During his period as Dresden regional party secretary, Modrow had numerous contacts with the Soviet Union and other East European countries, and during his short time as prime minister he met frequently with Soviet leaders. He has an intimate knowledge of the processes that led to perestroika and the detailed discussion that took place between world leaders at that time. He was particularly involved in the discussions concerning the process that concluded with German unification. He explains how he fought for a unification on the basis of two internationally recognised German states coming together as equals. But what happened was the virtual annexation of the GDR by the Federal Republic. All the achievements of the GDR, such as- an exemplary social welfare system, the promotion of women in the workplace, universal childcare and a simplified, easily accessible justice system were all swept aside and a West German system imposed. But he is not someone who holds on to illusions: as he makes clear in his book, he believes that the centralised ‘command economies’ of Eastern Europe were doomed virtually from the outset because democratic principles were ignored. That’s why, today, he is an adamant supporter and campaigner for a genuinely democratic socialism.
The book is sometimes heavy with detail on the protracted negotiations, and many of the names of Soviet and East European leaders will be unfamiliar to British readers, but this shouldn’t put you off, as the unique analysis he provides is profoundly informative, fascinating and fact-based.
What is particularly interesting in Modrow’s account is that it is written by a man who still believes in socialism and refuses to call it a day.

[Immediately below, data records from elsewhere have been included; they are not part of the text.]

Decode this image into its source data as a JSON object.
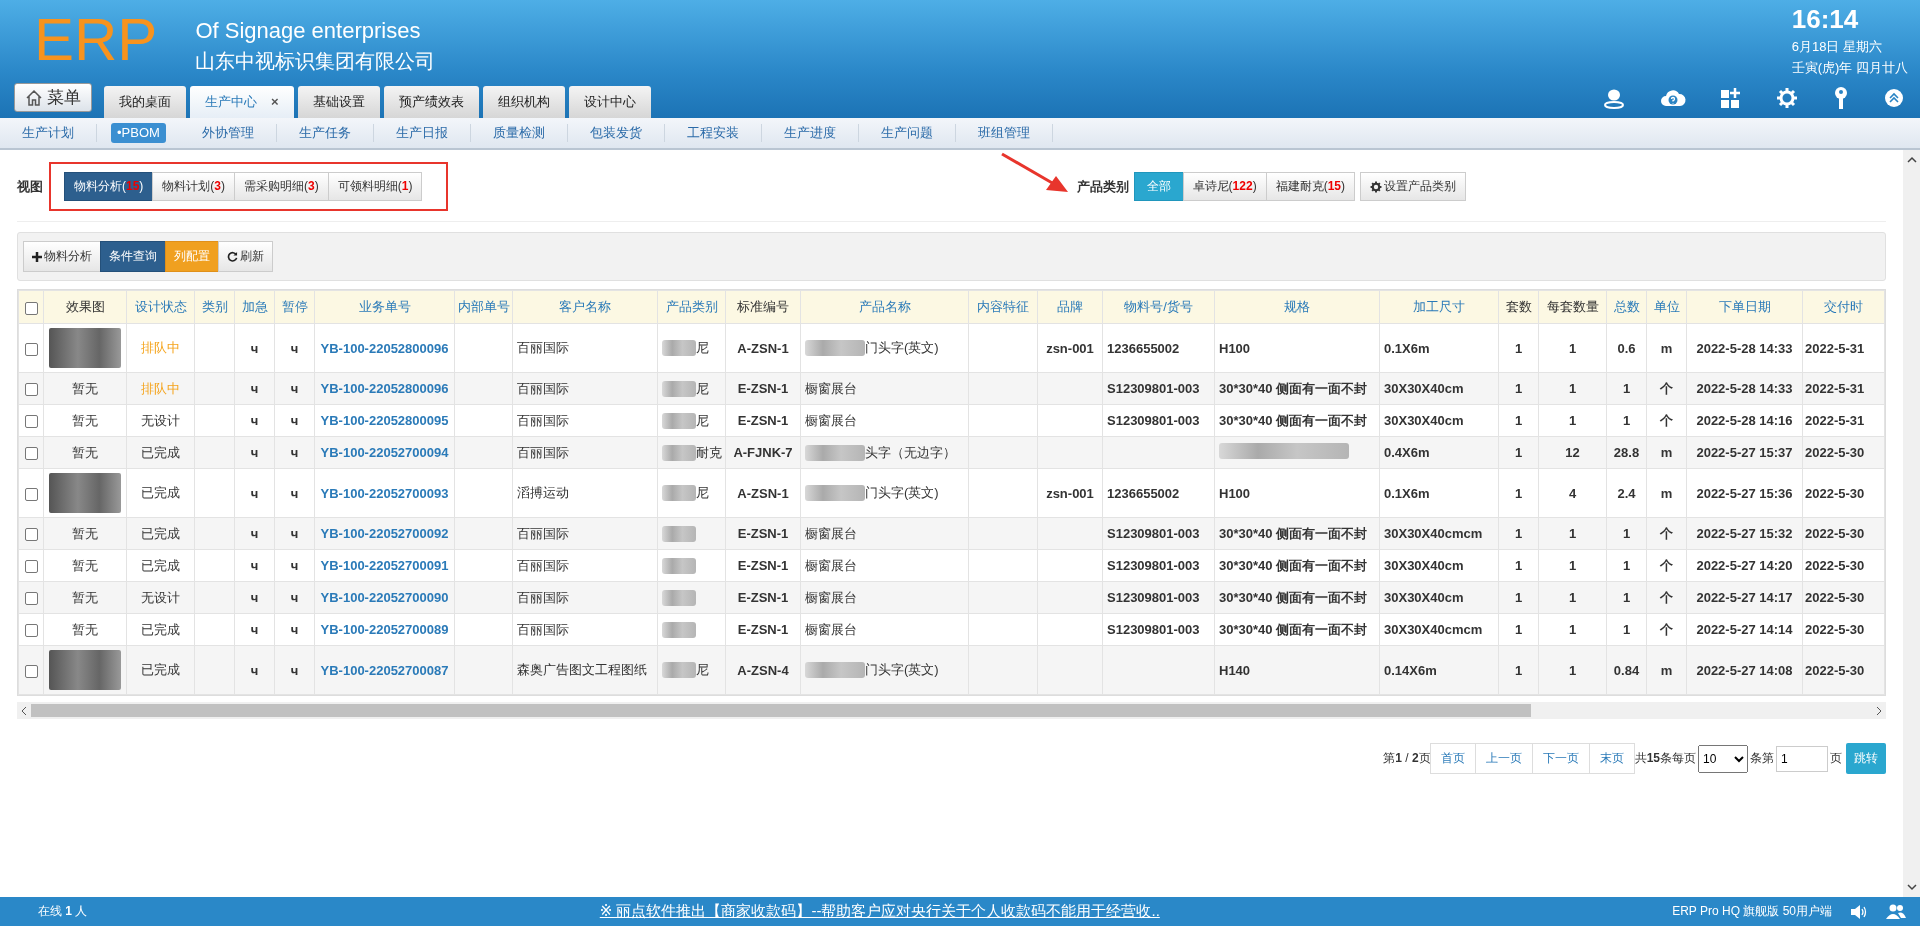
{
  "header": {
    "logo": "ERP",
    "company_en": "Of Signage enterprises",
    "company_cn": "山东中视标识集团有限公司",
    "time": "16:14",
    "date": "6月18日 星期六",
    "lunar": "壬寅(虎)年 四月廿八"
  },
  "menu_button": "菜单",
  "tabs": [
    {
      "label": "我的桌面",
      "selected": false
    },
    {
      "label": "生产中心",
      "selected": true,
      "close": "×"
    },
    {
      "label": "基础设置",
      "selected": false
    },
    {
      "label": "预产绩效表",
      "selected": false
    },
    {
      "label": "组织机构",
      "selected": false
    },
    {
      "label": "设计中心",
      "selected": false
    }
  ],
  "subnav": [
    {
      "label": "生产计划",
      "selected": false
    },
    {
      "label": "•PBOM",
      "selected": true
    },
    {
      "label": "外协管理",
      "selected": false
    },
    {
      "label": "生产任务",
      "selected": false
    },
    {
      "label": "生产日报",
      "selected": false
    },
    {
      "label": "质量检测",
      "selected": false
    },
    {
      "label": "包装发货",
      "selected": false
    },
    {
      "label": "工程安装",
      "selected": false
    },
    {
      "label": "生产进度",
      "selected": false
    },
    {
      "label": "生产问题",
      "selected": false
    },
    {
      "label": "班组管理",
      "selected": false
    }
  ],
  "view": {
    "label": "视图",
    "options": [
      {
        "label": "物料分析(**15**)",
        "selected": true
      },
      {
        "label": "物料计划(**3**)",
        "selected": false
      },
      {
        "label": "需采购明细(**3**)",
        "selected": false
      },
      {
        "label": "可领料明细(**1**)",
        "selected": false
      }
    ]
  },
  "category": {
    "label": "产品类别",
    "options": [
      {
        "label": "全部",
        "selected": true
      },
      {
        "label": "卓诗尼(**122**)",
        "selected": false
      },
      {
        "label": "福建耐克(**15**)",
        "selected": false
      }
    ],
    "settings_button": "设置产品类别"
  },
  "toolbar": [
    {
      "label": "物料分析",
      "kind": "add"
    },
    {
      "label": "条件查询",
      "kind": "primary"
    },
    {
      "label": "列配置",
      "kind": "warning"
    },
    {
      "label": "刷新",
      "kind": "refresh"
    }
  ],
  "table": {
    "select_all_checked": false,
    "columns": [
      {
        "label": "效果图",
        "sortable": false
      },
      {
        "label": "设计状态",
        "sortable": true
      },
      {
        "label": "类别",
        "sortable": true
      },
      {
        "label": "加急",
        "sortable": true
      },
      {
        "label": "暂停",
        "sortable": true
      },
      {
        "label": "业务单号",
        "sortable": true
      },
      {
        "label": "内部单号",
        "sortable": true
      },
      {
        "label": "客户名称",
        "sortable": true
      },
      {
        "label": "产品类别",
        "sortable": true
      },
      {
        "label": "标准编号",
        "sortable": false
      },
      {
        "label": "产品名称",
        "sortable": true
      },
      {
        "label": "内容特征",
        "sortable": true
      },
      {
        "label": "品牌",
        "sortable": true
      },
      {
        "label": "物料号/货号",
        "sortable": true
      },
      {
        "label": "规格",
        "sortable": true
      },
      {
        "label": "加工尺寸",
        "sortable": true
      },
      {
        "label": "套数",
        "sortable": false
      },
      {
        "label": "每套数量",
        "sortable": false
      },
      {
        "label": "总数",
        "sortable": true
      },
      {
        "label": "单位",
        "sortable": true
      },
      {
        "label": "下单日期",
        "sortable": true
      },
      {
        "label": "交付时",
        "sortable": true
      }
    ],
    "rows": [
      {
        "checked": false,
        "image": {
          "kind": "photo"
        },
        "status": {
          "text": "排队中",
          "kind": "queued"
        },
        "urgent": "ч",
        "paused": "ч",
        "order_no": "YB-100-22052800096",
        "customer": "百丽国际",
        "product_category": "尼",
        "standard_no": "A-ZSN-1",
        "product_name": "门头字(英文)",
        "product_name_blurred": true,
        "brand": "zsn-001",
        "material_no": "1236655002",
        "spec": "H100",
        "spec_blurred": false,
        "size": "0.1X6m",
        "sets": "1",
        "per_set": "1",
        "total": "0.6",
        "unit": "m",
        "order_date": "2022-5-28 14:33",
        "delivery": "2022-5-31"
      },
      {
        "checked": false,
        "image": {
          "kind": "none",
          "text": "暂无"
        },
        "status": {
          "text": "排队中",
          "kind": "queued"
        },
        "urgent": "ч",
        "paused": "ч",
        "order_no": "YB-100-22052800096",
        "customer": "百丽国际",
        "product_category": "尼",
        "standard_no": "E-ZSN-1",
        "product_name": "橱窗展台",
        "product_name_blurred": false,
        "material_no": "S12309801-003",
        "spec": "30*30*40 侧面有一面不封",
        "spec_blurred": false,
        "size": "30X30X40cm",
        "sets": "1",
        "per_set": "1",
        "total": "1",
        "unit": "个",
        "order_date": "2022-5-28 14:33",
        "delivery": "2022-5-31"
      },
      {
        "checked": false,
        "image": {
          "kind": "none",
          "text": "暂无"
        },
        "status": {
          "text": "无设计",
          "kind": "normal"
        },
        "urgent": "ч",
        "paused": "ч",
        "order_no": "YB-100-22052800095",
        "customer": "百丽国际",
        "product_category": "尼",
        "standard_no": "E-ZSN-1",
        "product_name": "橱窗展台",
        "product_name_blurred": false,
        "material_no": "S12309801-003",
        "spec": "30*30*40 侧面有一面不封",
        "spec_blurred": false,
        "size": "30X30X40cm",
        "sets": "1",
        "per_set": "1",
        "total": "1",
        "unit": "个",
        "order_date": "2022-5-28 14:16",
        "delivery": "2022-5-31"
      },
      {
        "checked": false,
        "image": {
          "kind": "none",
          "text": "暂无"
        },
        "status": {
          "text": "已完成",
          "kind": "normal"
        },
        "urgent": "ч",
        "paused": "ч",
        "order_no": "YB-100-22052700094",
        "customer": "百丽国际",
        "product_category": "耐克",
        "standard_no": "A-FJNK-7",
        "product_name": "头字（无边字）",
        "product_name_blurred": true,
        "spec_blurred": true,
        "size": "0.4X6m",
        "sets": "1",
        "per_set": "12",
        "total": "28.8",
        "unit": "m",
        "order_date": "2022-5-27 15:37",
        "delivery": "2022-5-30"
      },
      {
        "checked": false,
        "image": {
          "kind": "photo"
        },
        "status": {
          "text": "已完成",
          "kind": "normal"
        },
        "urgent": "ч",
        "paused": "ч",
        "order_no": "YB-100-22052700093",
        "customer": "滔搏运动",
        "product_category": "尼",
        "standard_no": "A-ZSN-1",
        "product_name": "门头字(英文)",
        "product_name_blurred": true,
        "brand": "zsn-001",
        "material_no": "1236655002",
        "spec": "H100",
        "spec_blurred": false,
        "size": "0.1X6m",
        "sets": "1",
        "per_set": "4",
        "total": "2.4",
        "unit": "m",
        "order_date": "2022-5-27 15:36",
        "delivery": "2022-5-30"
      },
      {
        "checked": false,
        "image": {
          "kind": "none",
          "text": "暂无"
        },
        "status": {
          "text": "已完成",
          "kind": "normal"
        },
        "urgent": "ч",
        "paused": "ч",
        "order_no": "YB-100-22052700092",
        "customer": "百丽国际",
        "standard_no": "E-ZSN-1",
        "product_name": "橱窗展台",
        "product_name_blurred": false,
        "material_no": "S12309801-003",
        "spec": "30*30*40 侧面有一面不封",
        "spec_blurred": false,
        "size": "30X30X40cmcm",
        "sets": "1",
        "per_set": "1",
        "total": "1",
        "unit": "个",
        "order_date": "2022-5-27 15:32",
        "delivery": "2022-5-30"
      },
      {
        "checked": false,
        "image": {
          "kind": "none",
          "text": "暂无"
        },
        "status": {
          "text": "已完成",
          "kind": "normal"
        },
        "urgent": "ч",
        "paused": "ч",
        "order_no": "YB-100-22052700091",
        "customer": "百丽国际",
        "standard_no": "E-ZSN-1",
        "product_name": "橱窗展台",
        "product_name_blurred": false,
        "material_no": "S12309801-003",
        "spec": "30*30*40 侧面有一面不封",
        "spec_blurred": false,
        "size": "30X30X40cm",
        "sets": "1",
        "per_set": "1",
        "total": "1",
        "unit": "个",
        "order_date": "2022-5-27 14:20",
        "delivery": "2022-5-30"
      },
      {
        "checked": false,
        "image": {
          "kind": "none",
          "text": "暂无"
        },
        "status": {
          "text": "无设计",
          "kind": "normal"
        },
        "urgent": "ч",
        "paused": "ч",
        "order_no": "YB-100-22052700090",
        "customer": "百丽国际",
        "standard_no": "E-ZSN-1",
        "product_name": "橱窗展台",
        "product_name_blurred": false,
        "material_no": "S12309801-003",
        "spec": "30*30*40 侧面有一面不封",
        "spec_blurred": false,
        "size": "30X30X40cm",
        "sets": "1",
        "per_set": "1",
        "total": "1",
        "unit": "个",
        "order_date": "2022-5-27 14:17",
        "delivery": "2022-5-30"
      },
      {
        "checked": false,
        "image": {
          "kind": "none",
          "text": "暂无"
        },
        "status": {
          "text": "已完成",
          "kind": "normal"
        },
        "urgent": "ч",
        "paused": "ч",
        "order_no": "YB-100-22052700089",
        "customer": "百丽国际",
        "standard_no": "E-ZSN-1",
        "product_name": "橱窗展台",
        "product_name_blurred": false,
        "material_no": "S12309801-003",
        "spec": "30*30*40 侧面有一面不封",
        "spec_blurred": false,
        "size": "30X30X40cmcm",
        "sets": "1",
        "per_set": "1",
        "total": "1",
        "unit": "个",
        "order_date": "2022-5-27 14:14",
        "delivery": "2022-5-30"
      },
      {
        "checked": false,
        "image": {
          "kind": "photo"
        },
        "status": {
          "text": "已完成",
          "kind": "normal"
        },
        "urgent": "ч",
        "paused": "ч",
        "order_no": "YB-100-22052700087",
        "customer": "森奥广告图文工程图纸",
        "product_category": "尼",
        "standard_no": "A-ZSN-4",
        "product_name": "门头字(英文)",
        "product_name_blurred": true,
        "spec": "H140",
        "spec_blurred": false,
        "size": "0.14X6m",
        "sets": "1",
        "per_set": "1",
        "total": "0.84",
        "unit": "m",
        "order_date": "2022-5-27 14:08",
        "delivery": "2022-5-30"
      }
    ]
  },
  "pagination": {
    "page_info": "第**1** / **2**页",
    "buttons": [
      "首页",
      "上一页",
      "下一页",
      "末页"
    ],
    "total_text": "共**15**条每页",
    "page_size": "10",
    "goto_prefix": "条第",
    "goto_value": "1",
    "goto_suffix": "页",
    "goto_button": "跳转"
  },
  "footer": {
    "online": "在线 **1** 人",
    "notice": "※ 丽点软件推出【商家收款码】--帮助客户应对央行关于个人收款码不能用于经营收..",
    "edition": "ERP Pro HQ 旗舰版 50用户端"
  }
}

Unlike many others who once called themselves ‘communist’ or ‘socialist’, Modrow refused to cross to the other side and join the victors, nor has he succumbed to cynicism.
Perestroika and Germany - the Truth behind the Myths by Hans Modrow, assisted by Bruno Mahlow.
Available from Marx memorial Library